Israel's attorney general today ordered the national police to begin an investigation of a "prima facie" violation of the state secrets act by a correspondent of the Washington Star and Time magazine for publishing the name of the chief of the secret security service.
It would be the first time a journalist was prosecuted under an espionage statute of the secrets act. Conviction carries a prison sentence of up to 15 years.
Attorney General Yitzhak Zamir said the correspondent, David Halevy, who is currently in the United States on leave of absence from Time magazine, would be investigated "in preparation of an indictment" on charges of passing secret government information without authorization.
In a dispatch filed from Israel last week, Halevy, an Israeli citizen, reported that the head of the General Security Services (Shin Bet) had resigned in protest because Israeli Prime Minister Menachem Begin obstructed the investigation into the planting of Bombs in the cars of three West Bank mayors on June 2.
[The story, appearing in the Washington Star last Thursday, identified the head of the Israeli security services as Avraham Achituv, 54.]
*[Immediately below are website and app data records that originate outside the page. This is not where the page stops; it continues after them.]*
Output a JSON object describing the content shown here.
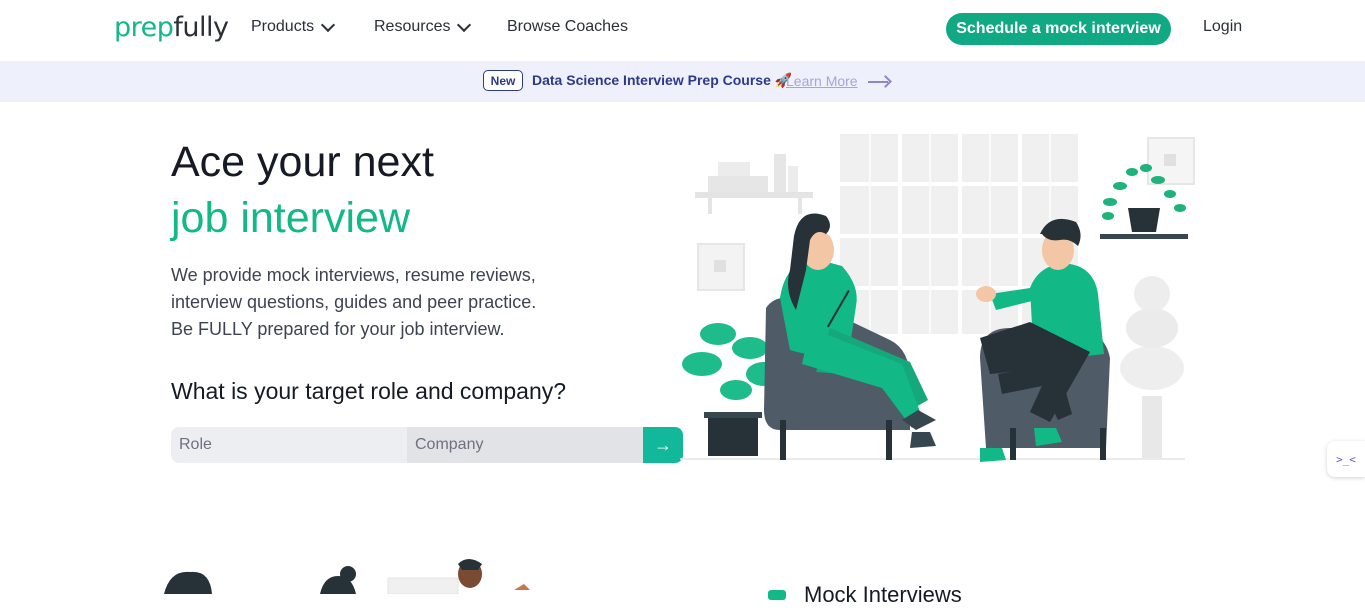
{
  "nav": {
    "logo_part1": "prep",
    "logo_part2": "fully",
    "products": "Products",
    "resources": "Resources",
    "browse_coaches": "Browse Coaches",
    "cta": "Schedule a mock interview",
    "login": "Login"
  },
  "banner": {
    "badge": "New",
    "text": "Data Science Interview Prep Course 🚀",
    "link": "Learn More"
  },
  "hero": {
    "title_line1": "Ace your next",
    "title_line2": "job interview",
    "desc_line1": "We provide mock interviews, resume reviews,",
    "desc_line2": "interview questions, guides and peer practice.",
    "desc_line3": "Be FULLY prepared for your job interview.",
    "question": "What is your target role and company?",
    "role_placeholder": "Role",
    "company_placeholder": "Company",
    "submit_arrow": "→"
  },
  "side_widget": {
    "glyph": ">_<"
  },
  "below": {
    "mock_label": "Mock Interviews"
  },
  "colors": {
    "brand": "#12b886",
    "banner_bg": "#eef0fb",
    "banner_text": "#2d3a8c"
  }
}
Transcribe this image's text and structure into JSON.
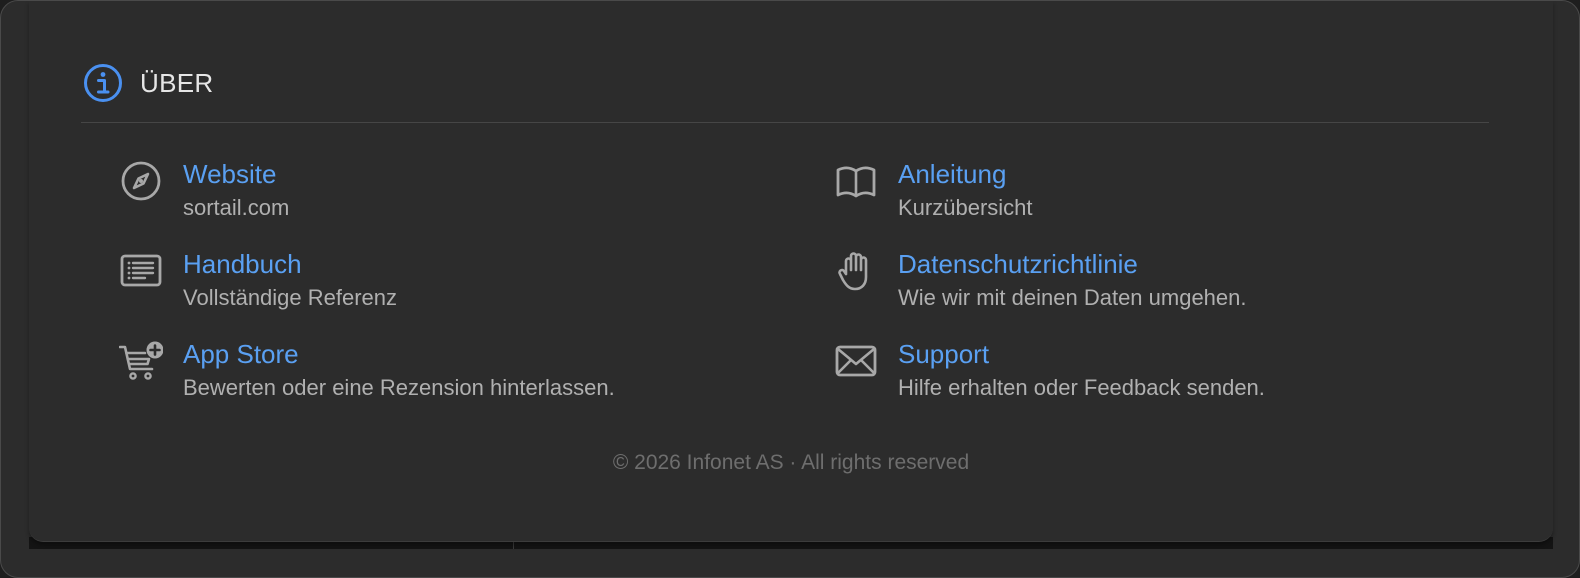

Nablus Mayor Bassam Shaka lost both legs and Ramallah Mayor Karim Khalaf lost a foot in the bombings, which ultranationalist Jewish civilian settlers living in the West Bank are thought to have carried out.
While denying the substance of Halevy's report as a "total fabrication," government officials today stressed that the issue being considered for possible criminal prosecution is the publication of the security chief's name.
Identities of security and intelligence officials are never officially disclosed in Israel, and the names of Shin Bet officials are particularly guarded because of the danger to them and their families, according to Dan Pattir, Begin's spokesman.
The issue has become controversial in the West Bank because several Palestinian leaders and members of their families have maintained that the Security Service were giving only token attention to the case and had not even interviewed Shaka, Khalaf or any of their relatives.
Halevy, in interviews published in Israeli newspapers, denied allegations by several government officials that his charges against Begin were politically motivated and stemmed from Haley's long association with the opposition Labor Party. He said he never was a member of the Labor Party.